Work task: For this exercise, retype all the data exactly and exclude every image.

Source data
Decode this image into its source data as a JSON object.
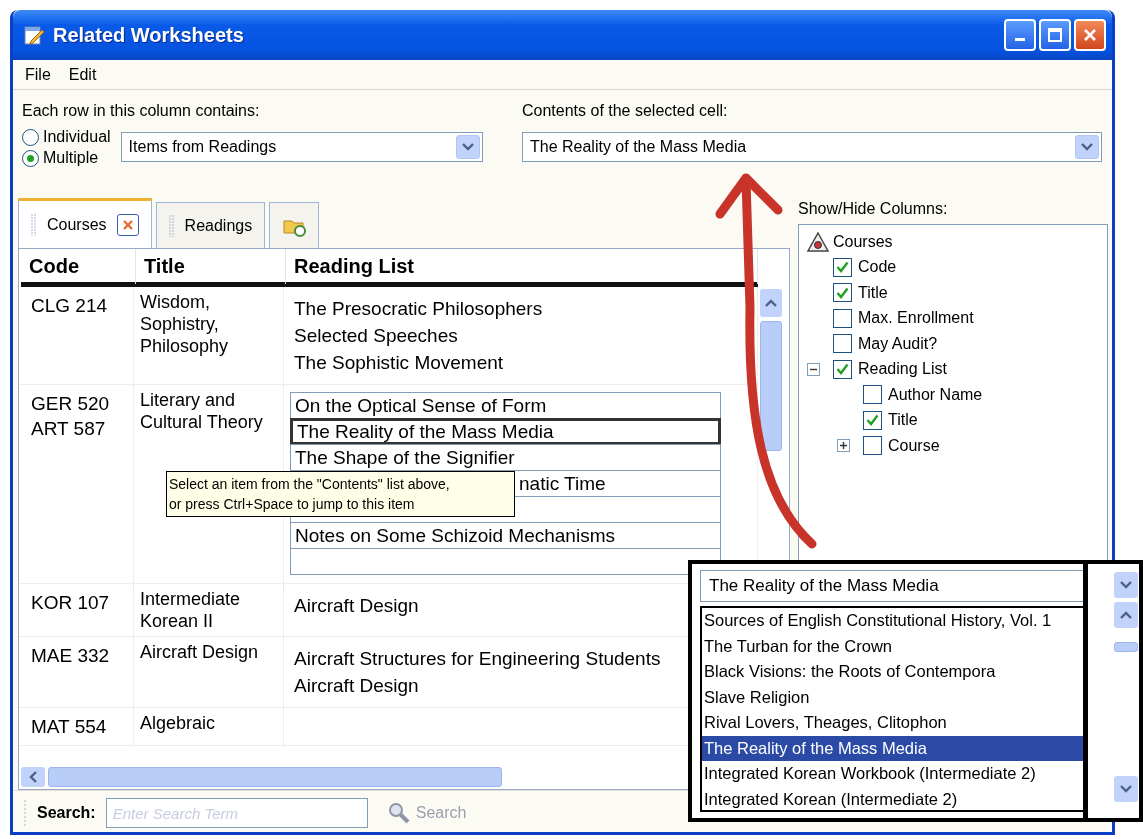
{
  "window": {
    "title": "Related Worksheets"
  },
  "menu": [
    "File",
    "Edit"
  ],
  "row_contents": {
    "label": "Each row in this column contains:",
    "options": [
      {
        "label": "Individual",
        "selected": false
      },
      {
        "label": "Multiple",
        "selected": true
      }
    ],
    "dropdown": {
      "value": "Items from Readings"
    }
  },
  "cell_contents": {
    "label": "Contents of the selected cell:",
    "dropdown": {
      "value": "The Reality of the Mass Media"
    }
  },
  "tabs": [
    {
      "kind": "text",
      "label": "Courses",
      "selected": true,
      "closable": true
    },
    {
      "kind": "text",
      "label": "Readings",
      "selected": false,
      "closable": false
    },
    {
      "kind": "icon",
      "selected": false,
      "closable": false
    }
  ],
  "table": {
    "columns": [
      "Code",
      "Title",
      "Reading List"
    ],
    "rows": [
      {
        "kind": "plain",
        "code": "CLG 214",
        "title": "Wisdom, Sophistry, Philosophy",
        "readings": [
          "The Presocratic Philosophers",
          "Selected Speeches",
          "The Sophistic Movement"
        ]
      },
      {
        "kind": "editor",
        "code": "GER 520\nART 587",
        "title": "Literary and Cultural Theory",
        "readings": [
          {
            "text": "On the Optical Sense of Form",
            "selected": false
          },
          {
            "text": "The Reality of the Mass Media",
            "selected": true
          },
          {
            "text": "The Shape of the Signifier",
            "selected": false
          },
          {
            "text": "natic Time",
            "selected": false,
            "kind": "covered"
          },
          {
            "selected": false
          },
          {
            "text": "Notes on Some Schizoid Mechanisms",
            "selected": false
          },
          {
            "selected": false
          }
        ],
        "tooltip": "Select an item from the \"Contents\" list above,\nor press Ctrl+Space to jump to this item"
      },
      {
        "kind": "plain",
        "code": "KOR 107",
        "title": "Intermediate Korean II",
        "readings": [
          "Aircraft Design"
        ]
      },
      {
        "kind": "plain",
        "code": "MAE 332",
        "title": "Aircraft Design",
        "readings": [
          "Aircraft Structures for Engineering Students",
          "Aircraft Design"
        ]
      },
      {
        "kind": "plain",
        "code": "MAT 554",
        "title": "Algebraic"
      }
    ]
  },
  "columns_panel": {
    "label": "Show/Hide Columns:",
    "tree": [
      {
        "label": "Courses",
        "children": [
          {
            "label": "Code",
            "checked": true
          },
          {
            "label": "Title",
            "checked": true
          },
          {
            "label": "Max. Enrollment",
            "checked": false
          },
          {
            "label": "May Audit?",
            "checked": false
          },
          {
            "label": "Reading List",
            "checked": true,
            "expanded": true,
            "children": [
              {
                "label": "Author Name",
                "checked": false
              },
              {
                "label": "Title",
                "checked": true
              },
              {
                "label": "Course",
                "checked": false,
                "expanded": false
              }
            ]
          }
        ]
      }
    ]
  },
  "search": {
    "label": "Search:",
    "placeholder": "Enter Search Term",
    "button": {
      "label": "Search",
      "disabled": true
    }
  },
  "callout": {
    "dropdown": {
      "value": "The Reality of the Mass Media"
    },
    "items": [
      {
        "label": "Sources of English Constitutional History, Vol. 1",
        "selected": false
      },
      {
        "label": "The Turban for the Crown",
        "selected": false
      },
      {
        "label": "Black Visions: the Roots of Contempora",
        "selected": false
      },
      {
        "label": "Slave Religion",
        "selected": false
      },
      {
        "label": "Rival Lovers, Theages, Clitophon",
        "selected": false
      },
      {
        "label": "The Reality of the Mass Media",
        "selected": true
      },
      {
        "label": "Integrated Korean Workbook (Intermediate 2)",
        "selected": false
      },
      {
        "label": "Integrated Korean (Intermediate 2)",
        "selected": false
      }
    ]
  }
}
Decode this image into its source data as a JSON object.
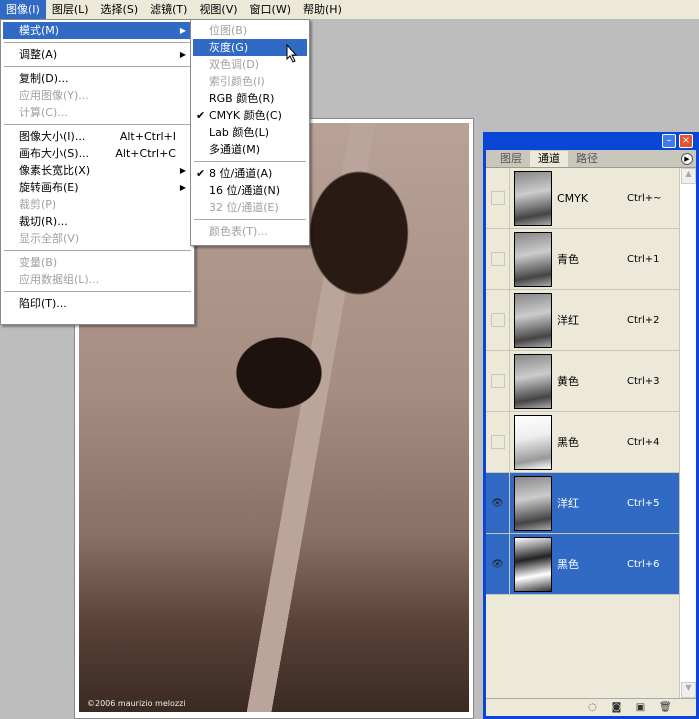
{
  "menubar": {
    "items": [
      "图像(I)",
      "图层(L)",
      "选择(S)",
      "滤镜(T)",
      "视图(V)",
      "窗口(W)",
      "帮助(H)"
    ]
  },
  "image_menu": {
    "items": [
      {
        "label": "模式(M)",
        "submenu": true
      },
      {
        "label": "调整(A)",
        "submenu": true
      },
      {
        "label": "复制(D)..."
      },
      {
        "label": "应用图像(Y)...",
        "disabled": true
      },
      {
        "label": "计算(C)...",
        "disabled": true
      },
      {
        "label": "图像大小(I)...",
        "shortcut": "Alt+Ctrl+I"
      },
      {
        "label": "画布大小(S)...",
        "shortcut": "Alt+Ctrl+C"
      },
      {
        "label": "像素长宽比(X)",
        "submenu": true
      },
      {
        "label": "旋转画布(E)",
        "submenu": true
      },
      {
        "label": "裁剪(P)",
        "disabled": true
      },
      {
        "label": "裁切(R)..."
      },
      {
        "label": "显示全部(V)",
        "disabled": true
      },
      {
        "label": "变量(B)",
        "disabled": true
      },
      {
        "label": "应用数据组(L)...",
        "disabled": true
      },
      {
        "label": "陷印(T)..."
      }
    ]
  },
  "mode_submenu": {
    "items": [
      {
        "label": "位图(B)",
        "disabled": true
      },
      {
        "label": "灰度(G)"
      },
      {
        "label": "双色调(D)",
        "disabled": true
      },
      {
        "label": "索引颜色(I)",
        "disabled": true
      },
      {
        "label": "RGB 颜色(R)"
      },
      {
        "label": "CMYK 颜色(C)",
        "checked": true
      },
      {
        "label": "Lab 颜色(L)"
      },
      {
        "label": "多通道(M)"
      },
      {
        "label": "8 位/通道(A)",
        "checked": true
      },
      {
        "label": "16 位/通道(N)"
      },
      {
        "label": "32 位/通道(E)",
        "disabled": true
      },
      {
        "label": "颜色表(T)...",
        "disabled": true
      }
    ]
  },
  "document": {
    "watermark": "©2006 maurizio melozzi"
  },
  "channels_panel": {
    "tabs": [
      "图层",
      "通道",
      "路径"
    ],
    "active_tab": "通道",
    "channels": [
      {
        "name": "CMYK",
        "shortcut": "Ctrl+~",
        "visible": false,
        "selected": false
      },
      {
        "name": "青色",
        "shortcut": "Ctrl+1",
        "visible": false,
        "selected": false
      },
      {
        "name": "洋红",
        "shortcut": "Ctrl+2",
        "visible": false,
        "selected": false
      },
      {
        "name": "黄色",
        "shortcut": "Ctrl+3",
        "visible": false,
        "selected": false
      },
      {
        "name": "黑色",
        "shortcut": "Ctrl+4",
        "visible": false,
        "selected": false
      },
      {
        "name": "洋红",
        "shortcut": "Ctrl+5",
        "visible": true,
        "selected": true
      },
      {
        "name": "黑色",
        "shortcut": "Ctrl+6",
        "visible": true,
        "selected": true
      }
    ]
  },
  "colors": {
    "highlight": "#316ac5",
    "panel_border": "#0a46d6",
    "menu_bg": "#ece9d8"
  }
}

Answer for the task:
Decode this image into its source data as a JSON object.
{
  "window": {
    "title": "Related Worksheets"
  },
  "menu": [
    "File",
    "Edit"
  ],
  "row_contents": {
    "label": "Each row in this column contains:",
    "options": [
      {
        "label": "Individual",
        "selected": false
      },
      {
        "label": "Multiple",
        "selected": true
      }
    ],
    "dropdown": {
      "value": "Items from Readings"
    }
  },
  "cell_contents": {
    "label": "Contents of the selected cell:",
    "dropdown": {
      "value": "The Reality of the Mass Media"
    }
  },
  "tabs": [
    {
      "kind": "text",
      "label": "Courses",
      "selected": true,
      "closable": true
    },
    {
      "kind": "text",
      "label": "Readings",
      "selected": false,
      "closable": false
    },
    {
      "kind": "icon",
      "selected": false,
      "closable": false
    }
  ],
  "table": {
    "columns": [
      "Code",
      "Title",
      "Reading List"
    ],
    "rows": [
      {
        "kind": "plain",
        "code": "CLG 214",
        "title": "Wisdom, Sophistry, Philosophy",
        "readings": [
          "The Presocratic Philosophers",
          "Selected Speeches",
          "The Sophistic Movement"
        ]
      },
      {
        "kind": "editor",
        "code": "GER 520\nART 587",
        "title": "Literary and Cultural Theory",
        "readings": [
          {
            "text": "On the Optical Sense of Form",
            "selected": false
          },
          {
            "text": "The Reality of the Mass Media",
            "selected": true
          },
          {
            "text": "The Shape of the Signifier",
            "selected": false
          },
          {
            "text": "natic Time",
            "selected": false,
            "kind": "covered"
          },
          {
            "selected": false
          },
          {
            "text": "Notes on Some Schizoid Mechanisms",
            "selected": false
          },
          {
            "selected": false
          }
        ],
        "tooltip": "Select an item from the \"Contents\" list above,\nor press Ctrl+Space to jump to this item"
      },
      {
        "kind": "plain",
        "code": "KOR 107",
        "title": "Intermediate Korean II",
        "readings": [
          "Aircraft Design"
        ]
      },
      {
        "kind": "plain",
        "code": "MAE 332",
        "title": "Aircraft Design",
        "readings": [
          "Aircraft Structures for Engineering Students",
          "Aircraft Design"
        ]
      },
      {
        "kind": "plain",
        "code": "MAT 554",
        "title": "Algebraic"
      }
    ]
  },
  "columns_panel": {
    "label": "Show/Hide Columns:",
    "tree": [
      {
        "label": "Courses",
        "children": [
          {
            "label": "Code",
            "checked": true
          },
          {
            "label": "Title",
            "checked": true
          },
          {
            "label": "Max. Enrollment",
            "checked": false
          },
          {
            "label": "May Audit?",
            "checked": false
          },
          {
            "label": "Reading List",
            "checked": true,
            "expanded": true,
            "children": [
              {
                "label": "Author Name",
                "checked": false
              },
              {
                "label": "Title",
                "checked": true
              },
              {
                "label": "Course",
                "checked": false,
                "expanded": false
              }
            ]
          }
        ]
      }
    ]
  },
  "search": {
    "label": "Search:",
    "placeholder": "Enter Search Term",
    "button": {
      "label": "Search",
      "disabled": true
    }
  },
  "callout": {
    "dropdown": {
      "value": "The Reality of the Mass Media"
    },
    "items": [
      {
        "label": "Sources of English Constitutional History, Vol. 1",
        "selected": false
      },
      {
        "label": "The Turban for the Crown",
        "selected": false
      },
      {
        "label": "Black Visions: the Roots of Contempora",
        "selected": false
      },
      {
        "label": "Slave Religion",
        "selected": false
      },
      {
        "label": "Rival Lovers, Theages, Clitophon",
        "selected": false
      },
      {
        "label": "The Reality of the Mass Media",
        "selected": true
      },
      {
        "label": "Integrated Korean Workbook (Intermediate 2)",
        "selected": false
      },
      {
        "label": "Integrated Korean (Intermediate 2)",
        "selected": false
      }
    ]
  }
}
Decode this image into its source data as a JSON object.
{
  "menubar": {
    "items": [
      "图像(I)",
      "图层(L)",
      "选择(S)",
      "滤镜(T)",
      "视图(V)",
      "窗口(W)",
      "帮助(H)"
    ]
  },
  "image_menu": {
    "items": [
      {
        "label": "模式(M)",
        "submenu": true
      },
      {
        "label": "调整(A)",
        "submenu": true
      },
      {
        "label": "复制(D)..."
      },
      {
        "label": "应用图像(Y)...",
        "disabled": true
      },
      {
        "label": "计算(C)...",
        "disabled": true
      },
      {
        "label": "图像大小(I)...",
        "shortcut": "Alt+Ctrl+I"
      },
      {
        "label": "画布大小(S)...",
        "shortcut": "Alt+Ctrl+C"
      },
      {
        "label": "像素长宽比(X)",
        "submenu": true
      },
      {
        "label": "旋转画布(E)",
        "submenu": true
      },
      {
        "label": "裁剪(P)",
        "disabled": true
      },
      {
        "label": "裁切(R)..."
      },
      {
        "label": "显示全部(V)",
        "disabled": true
      },
      {
        "label": "变量(B)",
        "disabled": true
      },
      {
        "label": "应用数据组(L)...",
        "disabled": true
      },
      {
        "label": "陷印(T)..."
      }
    ]
  },
  "mode_submenu": {
    "items": [
      {
        "label": "位图(B)",
        "disabled": true
      },
      {
        "label": "灰度(G)"
      },
      {
        "label": "双色调(D)",
        "disabled": true
      },
      {
        "label": "索引颜色(I)",
        "disabled": true
      },
      {
        "label": "RGB 颜色(R)"
      },
      {
        "label": "CMYK 颜色(C)",
        "checked": true
      },
      {
        "label": "Lab 颜色(L)"
      },
      {
        "label": "多通道(M)"
      },
      {
        "label": "8 位/通道(A)",
        "checked": true
      },
      {
        "label": "16 位/通道(N)"
      },
      {
        "label": "32 位/通道(E)",
        "disabled": true
      },
      {
        "label": "颜色表(T)...",
        "disabled": true
      }
    ]
  },
  "document": {
    "watermark": "©2006 maurizio melozzi"
  },
  "channels_panel": {
    "tabs": [
      "图层",
      "通道",
      "路径"
    ],
    "active_tab": "通道",
    "channels": [
      {
        "name": "CMYK",
        "shortcut": "Ctrl+~",
        "visible": false,
        "selected": false
      },
      {
        "name": "青色",
        "shortcut": "Ctrl+1",
        "visible": false,
        "selected": false
      },
      {
        "name": "洋红",
        "shortcut": "Ctrl+2",
        "visible": false,
        "selected": false
      },
      {
        "name": "黄色",
        "shortcut": "Ctrl+3",
        "visible": false,
        "selected": false
      },
      {
        "name": "黑色",
        "shortcut": "Ctrl+4",
        "visible": false,
        "selected": false
      },
      {
        "name": "洋红",
        "shortcut": "Ctrl+5",
        "visible": true,
        "selected": true
      },
      {
        "name": "黑色",
        "shortcut": "Ctrl+6",
        "visible": true,
        "selected": true
      }
    ]
  },
  "colors": {
    "highlight": "#316ac5",
    "panel_border": "#0a46d6",
    "menu_bg": "#ece9d8"
  }
}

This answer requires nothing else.